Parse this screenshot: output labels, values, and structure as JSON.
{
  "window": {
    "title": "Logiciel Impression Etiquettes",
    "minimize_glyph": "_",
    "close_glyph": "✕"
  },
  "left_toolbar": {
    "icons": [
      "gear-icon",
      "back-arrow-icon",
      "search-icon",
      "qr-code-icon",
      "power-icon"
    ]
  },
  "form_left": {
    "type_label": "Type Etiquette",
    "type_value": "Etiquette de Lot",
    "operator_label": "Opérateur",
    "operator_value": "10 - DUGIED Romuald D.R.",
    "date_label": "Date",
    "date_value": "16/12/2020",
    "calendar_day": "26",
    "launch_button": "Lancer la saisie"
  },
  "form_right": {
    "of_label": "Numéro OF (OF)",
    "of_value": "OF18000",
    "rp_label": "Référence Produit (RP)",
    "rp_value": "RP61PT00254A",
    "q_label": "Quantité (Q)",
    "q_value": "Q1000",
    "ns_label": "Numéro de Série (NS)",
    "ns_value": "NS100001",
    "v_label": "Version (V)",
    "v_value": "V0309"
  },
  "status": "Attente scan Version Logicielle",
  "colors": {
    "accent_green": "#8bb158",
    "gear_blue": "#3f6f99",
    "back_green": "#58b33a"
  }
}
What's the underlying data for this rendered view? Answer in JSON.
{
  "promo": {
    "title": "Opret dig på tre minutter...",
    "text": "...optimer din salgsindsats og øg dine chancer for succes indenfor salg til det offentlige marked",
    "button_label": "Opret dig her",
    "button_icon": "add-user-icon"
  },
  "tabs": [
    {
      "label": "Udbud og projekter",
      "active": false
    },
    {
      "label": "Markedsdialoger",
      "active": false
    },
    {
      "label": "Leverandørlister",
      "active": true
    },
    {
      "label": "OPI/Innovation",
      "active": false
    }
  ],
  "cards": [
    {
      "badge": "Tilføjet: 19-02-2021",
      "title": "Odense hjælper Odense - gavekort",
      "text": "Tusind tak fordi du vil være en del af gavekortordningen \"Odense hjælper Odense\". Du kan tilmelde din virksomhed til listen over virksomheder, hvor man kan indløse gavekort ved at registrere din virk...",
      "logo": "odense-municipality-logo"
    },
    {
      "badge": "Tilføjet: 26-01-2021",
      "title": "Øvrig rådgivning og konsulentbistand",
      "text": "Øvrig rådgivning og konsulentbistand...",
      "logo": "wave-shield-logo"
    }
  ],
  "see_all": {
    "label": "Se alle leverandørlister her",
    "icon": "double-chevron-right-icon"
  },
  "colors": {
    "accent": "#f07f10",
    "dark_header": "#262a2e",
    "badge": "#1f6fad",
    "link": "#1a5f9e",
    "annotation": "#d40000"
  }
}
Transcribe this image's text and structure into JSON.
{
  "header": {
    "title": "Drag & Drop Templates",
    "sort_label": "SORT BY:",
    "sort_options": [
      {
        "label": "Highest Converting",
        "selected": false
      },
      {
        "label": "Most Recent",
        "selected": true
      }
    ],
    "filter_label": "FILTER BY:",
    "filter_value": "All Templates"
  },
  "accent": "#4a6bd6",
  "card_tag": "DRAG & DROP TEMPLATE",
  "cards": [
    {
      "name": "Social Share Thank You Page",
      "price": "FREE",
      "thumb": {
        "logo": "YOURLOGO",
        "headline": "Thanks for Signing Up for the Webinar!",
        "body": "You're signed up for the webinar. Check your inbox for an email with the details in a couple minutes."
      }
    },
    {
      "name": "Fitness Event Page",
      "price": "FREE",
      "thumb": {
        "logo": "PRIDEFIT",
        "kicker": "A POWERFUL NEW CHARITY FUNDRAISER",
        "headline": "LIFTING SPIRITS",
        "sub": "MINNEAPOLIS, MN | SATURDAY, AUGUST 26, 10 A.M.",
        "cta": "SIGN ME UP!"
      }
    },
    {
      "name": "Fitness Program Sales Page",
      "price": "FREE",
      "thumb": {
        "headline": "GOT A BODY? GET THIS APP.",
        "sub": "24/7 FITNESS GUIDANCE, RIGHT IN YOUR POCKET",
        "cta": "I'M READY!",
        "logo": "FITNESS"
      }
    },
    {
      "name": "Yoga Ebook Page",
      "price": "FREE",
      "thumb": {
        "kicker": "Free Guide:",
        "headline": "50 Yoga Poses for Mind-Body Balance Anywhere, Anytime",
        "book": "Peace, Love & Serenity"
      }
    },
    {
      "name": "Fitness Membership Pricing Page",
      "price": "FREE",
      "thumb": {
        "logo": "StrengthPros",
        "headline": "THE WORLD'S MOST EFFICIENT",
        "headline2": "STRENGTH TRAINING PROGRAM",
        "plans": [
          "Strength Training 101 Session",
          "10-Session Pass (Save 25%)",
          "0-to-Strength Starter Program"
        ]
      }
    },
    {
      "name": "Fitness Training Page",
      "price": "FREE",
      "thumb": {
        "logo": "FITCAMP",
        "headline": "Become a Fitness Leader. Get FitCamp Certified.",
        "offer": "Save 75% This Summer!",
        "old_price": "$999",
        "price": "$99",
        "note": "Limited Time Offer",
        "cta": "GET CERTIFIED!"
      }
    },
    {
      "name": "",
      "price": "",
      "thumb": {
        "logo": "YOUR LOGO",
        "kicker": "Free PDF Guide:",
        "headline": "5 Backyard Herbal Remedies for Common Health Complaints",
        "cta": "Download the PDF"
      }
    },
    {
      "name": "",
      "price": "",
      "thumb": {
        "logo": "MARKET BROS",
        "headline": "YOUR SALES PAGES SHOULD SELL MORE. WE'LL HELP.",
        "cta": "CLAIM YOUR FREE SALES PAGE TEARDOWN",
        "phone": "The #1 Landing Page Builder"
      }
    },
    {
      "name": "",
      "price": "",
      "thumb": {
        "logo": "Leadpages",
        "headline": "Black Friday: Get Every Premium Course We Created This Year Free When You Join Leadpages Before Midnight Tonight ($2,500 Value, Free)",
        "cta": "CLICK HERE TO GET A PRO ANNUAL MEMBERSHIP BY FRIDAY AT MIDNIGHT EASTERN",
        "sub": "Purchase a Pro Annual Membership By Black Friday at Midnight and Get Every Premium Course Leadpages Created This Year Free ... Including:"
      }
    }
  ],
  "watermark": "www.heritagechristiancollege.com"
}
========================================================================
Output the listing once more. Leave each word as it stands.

Solved problem >>
Parse this screenshot: output labels, values, and structure as JSON.
{
  "window": {
    "title": "Logiciel Impression Etiquettes",
    "minimize_glyph": "_",
    "close_glyph": "✕"
  },
  "left_toolbar": {
    "icons": [
      "gear-icon",
      "back-arrow-icon",
      "search-icon",
      "qr-code-icon",
      "power-icon"
    ]
  },
  "form_left": {
    "type_label": "Type Etiquette",
    "type_value": "Etiquette de Lot",
    "operator_label": "Opérateur",
    "operator_value": "10 - DUGIED Romuald D.R.",
    "date_label": "Date",
    "date_value": "16/12/2020",
    "calendar_day": "26",
    "launch_button": "Lancer la saisie"
  },
  "form_right": {
    "of_label": "Numéro OF (OF)",
    "of_value": "OF18000",
    "rp_label": "Référence Produit (RP)",
    "rp_value": "RP61PT00254A",
    "q_label": "Quantité (Q)",
    "q_value": "Q1000",
    "ns_label": "Numéro de Série (NS)",
    "ns_value": "NS100001",
    "v_label": "Version (V)",
    "v_value": "V0309"
  },
  "status": "Attente scan Version Logicielle",
  "colors": {
    "accent_green": "#8bb158",
    "gear_blue": "#3f6f99",
    "back_green": "#58b33a"
  }
}
What's the underlying data for this rendered view? Answer in JSON.
{
  "promo": {
    "title": "Opret dig på tre minutter...",
    "text": "...optimer din salgsindsats og øg dine chancer for succes indenfor salg til det offentlige marked",
    "button_label": "Opret dig her",
    "button_icon": "add-user-icon"
  },
  "tabs": [
    {
      "label": "Udbud og projekter",
      "active": false
    },
    {
      "label": "Markedsdialoger",
      "active": false
    },
    {
      "label": "Leverandørlister",
      "active": true
    },
    {
      "label": "OPI/Innovation",
      "active": false
    }
  ],
  "cards": [
    {
      "badge": "Tilføjet: 19-02-2021",
      "title": "Odense hjælper Odense - gavekort",
      "text": "Tusind tak fordi du vil være en del af gavekortordningen \"Odense hjælper Odense\". Du kan tilmelde din virksomhed til listen over virksomheder, hvor man kan indløse gavekort ved at registrere din virk...",
      "logo": "odense-municipality-logo"
    },
    {
      "badge": "Tilføjet: 26-01-2021",
      "title": "Øvrig rådgivning og konsulentbistand",
      "text": "Øvrig rådgivning og konsulentbistand...",
      "logo": "wave-shield-logo"
    }
  ],
  "see_all": {
    "label": "Se alle leverandørlister her",
    "icon": "double-chevron-right-icon"
  },
  "colors": {
    "accent": "#f07f10",
    "dark_header": "#262a2e",
    "badge": "#1f6fad",
    "link": "#1a5f9e",
    "annotation": "#d40000"
  }
}
Transcribe this image's text and structure into JSON.
{
  "header": {
    "title": "Drag & Drop Templates",
    "sort_label": "SORT BY:",
    "sort_options": [
      {
        "label": "Highest Converting",
        "selected": false
      },
      {
        "label": "Most Recent",
        "selected": true
      }
    ],
    "filter_label": "FILTER BY:",
    "filter_value": "All Templates"
  },
  "accent": "#4a6bd6",
  "card_tag": "DRAG & DROP TEMPLATE",
  "cards": [
    {
      "name": "Social Share Thank You Page",
      "price": "FREE",
      "thumb": {
        "logo": "YOURLOGO",
        "headline": "Thanks for Signing Up for the Webinar!",
        "body": "You're signed up for the webinar. Check your inbox for an email with the details in a couple minutes."
      }
    },
    {
      "name": "Fitness Event Page",
      "price": "FREE",
      "thumb": {
        "logo": "PRIDEFIT",
        "kicker": "A POWERFUL NEW CHARITY FUNDRAISER",
        "headline": "LIFTING SPIRITS",
        "sub": "MINNEAPOLIS, MN | SATURDAY, AUGUST 26, 10 A.M.",
        "cta": "SIGN ME UP!"
      }
    },
    {
      "name": "Fitness Program Sales Page",
      "price": "FREE",
      "thumb": {
        "headline": "GOT A BODY? GET THIS APP.",
        "sub": "24/7 FITNESS GUIDANCE, RIGHT IN YOUR POCKET",
        "cta": "I'M READY!",
        "logo": "FITNESS"
      }
    },
    {
      "name": "Yoga Ebook Page",
      "price": "FREE",
      "thumb": {
        "kicker": "Free Guide:",
        "headline": "50 Yoga Poses for Mind-Body Balance Anywhere, Anytime",
        "book": "Peace, Love & Serenity"
      }
    },
    {
      "name": "Fitness Membership Pricing Page",
      "price": "FREE",
      "thumb": {
        "logo": "StrengthPros",
        "headline": "THE WORLD'S MOST EFFICIENT",
        "headline2": "STRENGTH TRAINING PROGRAM",
        "plans": [
          "Strength Training 101 Session",
          "10-Session Pass (Save 25%)",
          "0-to-Strength Starter Program"
        ]
      }
    },
    {
      "name": "Fitness Training Page",
      "price": "FREE",
      "thumb": {
        "logo": "FITCAMP",
        "headline": "Become a Fitness Leader. Get FitCamp Certified.",
        "offer": "Save 75% This Summer!",
        "old_price": "$999",
        "price": "$99",
        "note": "Limited Time Offer",
        "cta": "GET CERTIFIED!"
      }
    },
    {
      "name": "",
      "price": "",
      "thumb": {
        "logo": "YOUR LOGO",
        "kicker": "Free PDF Guide:",
        "headline": "5 Backyard Herbal Remedies for Common Health Complaints",
        "cta": "Download the PDF"
      }
    },
    {
      "name": "",
      "price": "",
      "thumb": {
        "logo": "MARKET BROS",
        "headline": "YOUR SALES PAGES SHOULD SELL MORE. WE'LL HELP.",
        "cta": "CLAIM YOUR FREE SALES PAGE TEARDOWN",
        "phone": "The #1 Landing Page Builder"
      }
    },
    {
      "name": "",
      "price": "",
      "thumb": {
        "logo": "Leadpages",
        "headline": "Black Friday: Get Every Premium Course We Created This Year Free When You Join Leadpages Before Midnight Tonight ($2,500 Value, Free)",
        "cta": "CLICK HERE TO GET A PRO ANNUAL MEMBERSHIP BY FRIDAY AT MIDNIGHT EASTERN",
        "sub": "Purchase a Pro Annual Membership By Black Friday at Midnight and Get Every Premium Course Leadpages Created This Year Free ... Including:"
      }
    }
  ],
  "watermark": "www.heritagechristiancollege.com"
}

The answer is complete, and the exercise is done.